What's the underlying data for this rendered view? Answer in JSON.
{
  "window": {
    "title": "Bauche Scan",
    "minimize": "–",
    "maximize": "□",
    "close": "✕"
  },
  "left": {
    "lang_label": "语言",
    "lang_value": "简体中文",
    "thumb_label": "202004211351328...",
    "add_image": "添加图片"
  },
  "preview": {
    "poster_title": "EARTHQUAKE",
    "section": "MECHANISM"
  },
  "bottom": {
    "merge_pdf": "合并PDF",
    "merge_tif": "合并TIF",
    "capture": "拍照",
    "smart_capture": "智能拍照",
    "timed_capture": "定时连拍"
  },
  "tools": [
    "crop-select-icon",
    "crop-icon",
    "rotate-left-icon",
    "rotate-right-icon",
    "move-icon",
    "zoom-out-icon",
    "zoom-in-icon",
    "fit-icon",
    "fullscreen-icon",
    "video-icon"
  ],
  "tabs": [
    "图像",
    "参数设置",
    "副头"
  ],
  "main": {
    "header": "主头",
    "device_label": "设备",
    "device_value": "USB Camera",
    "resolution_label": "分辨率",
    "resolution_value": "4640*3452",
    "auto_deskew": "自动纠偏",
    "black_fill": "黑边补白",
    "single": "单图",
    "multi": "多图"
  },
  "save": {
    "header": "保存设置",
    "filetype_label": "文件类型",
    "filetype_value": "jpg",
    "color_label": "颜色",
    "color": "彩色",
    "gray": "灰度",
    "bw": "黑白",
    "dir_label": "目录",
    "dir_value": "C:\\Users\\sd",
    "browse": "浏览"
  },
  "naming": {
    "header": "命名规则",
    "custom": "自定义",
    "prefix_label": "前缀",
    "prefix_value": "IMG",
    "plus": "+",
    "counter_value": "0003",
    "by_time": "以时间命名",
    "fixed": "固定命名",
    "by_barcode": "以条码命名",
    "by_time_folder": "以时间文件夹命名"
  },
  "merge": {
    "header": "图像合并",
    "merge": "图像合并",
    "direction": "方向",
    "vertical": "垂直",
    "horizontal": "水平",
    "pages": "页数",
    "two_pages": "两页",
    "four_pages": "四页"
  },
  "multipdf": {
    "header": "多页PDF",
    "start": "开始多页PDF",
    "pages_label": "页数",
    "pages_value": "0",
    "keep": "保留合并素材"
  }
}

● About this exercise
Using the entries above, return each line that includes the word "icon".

● Solved exercise
    "crop-select-icon",
    "crop-icon",
    "rotate-left-icon",
    "rotate-right-icon",
    "move-icon",
    "zoom-out-icon",
    "zoom-in-icon",
    "fit-icon",
    "fullscreen-icon",
    "video-icon"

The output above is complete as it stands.